WHAT TO PRODUCE:
Each line of the entries below that includes "Smitpaxan" belongs in your answer.

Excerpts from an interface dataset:
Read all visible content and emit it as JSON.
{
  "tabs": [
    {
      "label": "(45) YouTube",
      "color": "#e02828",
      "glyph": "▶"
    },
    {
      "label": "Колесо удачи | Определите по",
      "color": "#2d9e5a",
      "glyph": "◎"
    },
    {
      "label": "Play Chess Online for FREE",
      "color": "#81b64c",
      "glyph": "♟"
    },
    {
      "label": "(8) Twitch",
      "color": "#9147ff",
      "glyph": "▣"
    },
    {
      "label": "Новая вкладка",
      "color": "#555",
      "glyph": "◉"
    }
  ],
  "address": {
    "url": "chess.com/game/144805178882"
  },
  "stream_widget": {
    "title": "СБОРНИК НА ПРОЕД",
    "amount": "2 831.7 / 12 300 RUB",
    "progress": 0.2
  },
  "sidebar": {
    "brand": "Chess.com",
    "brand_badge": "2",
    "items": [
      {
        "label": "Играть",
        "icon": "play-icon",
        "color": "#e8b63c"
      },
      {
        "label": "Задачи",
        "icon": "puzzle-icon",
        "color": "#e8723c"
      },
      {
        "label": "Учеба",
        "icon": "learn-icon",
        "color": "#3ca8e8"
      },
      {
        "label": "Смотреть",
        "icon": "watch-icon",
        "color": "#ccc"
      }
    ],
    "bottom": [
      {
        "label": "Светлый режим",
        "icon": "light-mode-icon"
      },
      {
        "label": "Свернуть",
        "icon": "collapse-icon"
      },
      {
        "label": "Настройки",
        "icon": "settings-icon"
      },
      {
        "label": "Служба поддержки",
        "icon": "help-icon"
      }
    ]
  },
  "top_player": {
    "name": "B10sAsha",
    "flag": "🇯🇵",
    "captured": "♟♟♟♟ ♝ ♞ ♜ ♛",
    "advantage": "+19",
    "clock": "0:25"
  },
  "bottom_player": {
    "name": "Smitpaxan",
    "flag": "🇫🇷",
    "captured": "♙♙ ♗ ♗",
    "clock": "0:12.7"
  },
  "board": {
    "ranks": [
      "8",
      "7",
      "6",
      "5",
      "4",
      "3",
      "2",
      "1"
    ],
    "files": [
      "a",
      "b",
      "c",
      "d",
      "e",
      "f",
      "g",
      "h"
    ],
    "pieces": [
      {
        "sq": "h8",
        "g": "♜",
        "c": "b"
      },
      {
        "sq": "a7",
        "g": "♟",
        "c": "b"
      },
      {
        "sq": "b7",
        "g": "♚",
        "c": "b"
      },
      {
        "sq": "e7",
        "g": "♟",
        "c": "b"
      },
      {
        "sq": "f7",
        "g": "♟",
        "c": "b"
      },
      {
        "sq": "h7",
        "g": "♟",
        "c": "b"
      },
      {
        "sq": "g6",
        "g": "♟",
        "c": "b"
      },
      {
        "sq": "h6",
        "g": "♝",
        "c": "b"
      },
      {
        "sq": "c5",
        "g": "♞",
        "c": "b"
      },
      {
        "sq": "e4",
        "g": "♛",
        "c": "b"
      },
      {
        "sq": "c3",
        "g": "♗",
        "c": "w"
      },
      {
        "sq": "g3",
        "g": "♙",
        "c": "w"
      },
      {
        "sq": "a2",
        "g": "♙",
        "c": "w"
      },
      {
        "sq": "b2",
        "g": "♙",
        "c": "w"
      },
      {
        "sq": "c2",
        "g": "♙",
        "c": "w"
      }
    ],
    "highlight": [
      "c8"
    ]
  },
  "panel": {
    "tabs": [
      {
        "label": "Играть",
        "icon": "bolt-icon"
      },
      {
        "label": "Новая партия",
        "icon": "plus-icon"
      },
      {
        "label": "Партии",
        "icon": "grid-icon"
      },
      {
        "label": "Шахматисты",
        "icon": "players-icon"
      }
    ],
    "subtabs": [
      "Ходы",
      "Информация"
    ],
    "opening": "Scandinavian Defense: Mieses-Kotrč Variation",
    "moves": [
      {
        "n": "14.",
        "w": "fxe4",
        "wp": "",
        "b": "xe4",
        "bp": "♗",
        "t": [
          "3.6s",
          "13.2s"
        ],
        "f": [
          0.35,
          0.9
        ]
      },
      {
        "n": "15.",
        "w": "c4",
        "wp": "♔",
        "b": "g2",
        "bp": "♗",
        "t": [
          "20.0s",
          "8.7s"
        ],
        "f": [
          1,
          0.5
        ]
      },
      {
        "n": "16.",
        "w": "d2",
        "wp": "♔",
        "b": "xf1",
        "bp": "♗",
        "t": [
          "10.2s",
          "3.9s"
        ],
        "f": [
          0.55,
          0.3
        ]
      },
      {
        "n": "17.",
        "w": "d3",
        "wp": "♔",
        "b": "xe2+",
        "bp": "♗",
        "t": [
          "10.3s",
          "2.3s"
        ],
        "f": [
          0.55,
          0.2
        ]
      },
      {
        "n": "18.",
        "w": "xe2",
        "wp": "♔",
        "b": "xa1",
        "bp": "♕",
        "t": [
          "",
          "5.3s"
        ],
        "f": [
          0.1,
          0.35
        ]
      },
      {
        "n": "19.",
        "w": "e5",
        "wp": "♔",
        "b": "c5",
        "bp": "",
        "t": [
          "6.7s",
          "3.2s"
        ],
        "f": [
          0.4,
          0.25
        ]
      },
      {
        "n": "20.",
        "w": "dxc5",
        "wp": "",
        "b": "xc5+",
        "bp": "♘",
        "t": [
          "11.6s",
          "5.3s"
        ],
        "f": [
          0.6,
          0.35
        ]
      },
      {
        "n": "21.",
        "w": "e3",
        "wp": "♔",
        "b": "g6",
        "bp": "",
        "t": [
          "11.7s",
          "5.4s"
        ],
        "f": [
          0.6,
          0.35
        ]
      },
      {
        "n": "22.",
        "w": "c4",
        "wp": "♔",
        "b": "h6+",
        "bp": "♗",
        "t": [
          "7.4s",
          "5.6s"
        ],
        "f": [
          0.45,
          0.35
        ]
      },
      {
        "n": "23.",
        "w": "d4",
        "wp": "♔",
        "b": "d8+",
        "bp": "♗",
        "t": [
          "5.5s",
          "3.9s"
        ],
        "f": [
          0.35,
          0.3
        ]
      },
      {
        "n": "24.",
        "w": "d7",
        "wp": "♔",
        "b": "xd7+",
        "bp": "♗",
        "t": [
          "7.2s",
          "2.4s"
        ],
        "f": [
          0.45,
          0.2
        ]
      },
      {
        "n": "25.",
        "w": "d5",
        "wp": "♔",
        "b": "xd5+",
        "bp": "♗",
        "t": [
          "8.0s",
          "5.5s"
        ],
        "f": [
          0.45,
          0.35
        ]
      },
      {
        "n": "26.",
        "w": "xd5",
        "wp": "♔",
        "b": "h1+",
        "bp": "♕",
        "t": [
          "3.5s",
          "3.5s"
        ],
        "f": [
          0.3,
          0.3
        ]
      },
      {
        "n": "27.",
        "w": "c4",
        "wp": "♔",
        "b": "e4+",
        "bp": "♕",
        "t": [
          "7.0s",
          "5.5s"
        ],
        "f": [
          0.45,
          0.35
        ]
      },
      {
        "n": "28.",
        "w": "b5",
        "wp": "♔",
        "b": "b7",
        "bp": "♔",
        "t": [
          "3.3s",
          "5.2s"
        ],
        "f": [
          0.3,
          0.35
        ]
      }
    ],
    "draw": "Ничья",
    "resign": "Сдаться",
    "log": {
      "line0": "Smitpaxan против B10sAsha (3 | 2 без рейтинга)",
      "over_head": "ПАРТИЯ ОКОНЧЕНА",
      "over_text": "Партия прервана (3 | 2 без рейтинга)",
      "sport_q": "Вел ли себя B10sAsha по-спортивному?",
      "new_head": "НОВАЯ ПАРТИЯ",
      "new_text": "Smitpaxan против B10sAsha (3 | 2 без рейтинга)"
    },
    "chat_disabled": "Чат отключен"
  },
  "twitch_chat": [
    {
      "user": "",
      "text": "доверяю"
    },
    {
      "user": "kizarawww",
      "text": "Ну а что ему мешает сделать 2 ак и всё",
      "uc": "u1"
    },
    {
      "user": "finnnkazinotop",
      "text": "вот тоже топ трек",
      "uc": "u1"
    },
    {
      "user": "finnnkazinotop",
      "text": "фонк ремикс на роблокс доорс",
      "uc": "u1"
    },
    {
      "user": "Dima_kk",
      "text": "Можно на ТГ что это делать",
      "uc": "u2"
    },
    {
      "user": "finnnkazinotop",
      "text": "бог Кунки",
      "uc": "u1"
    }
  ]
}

WRITTEN REPLY:
    "name": "Smitpaxan",
      "line0": "Smitpaxan против B10sAsha (3 | 2 без рейтинга)",
      "new_text": "Smitpaxan против B10sAsha (3 | 2 без рейтинга)"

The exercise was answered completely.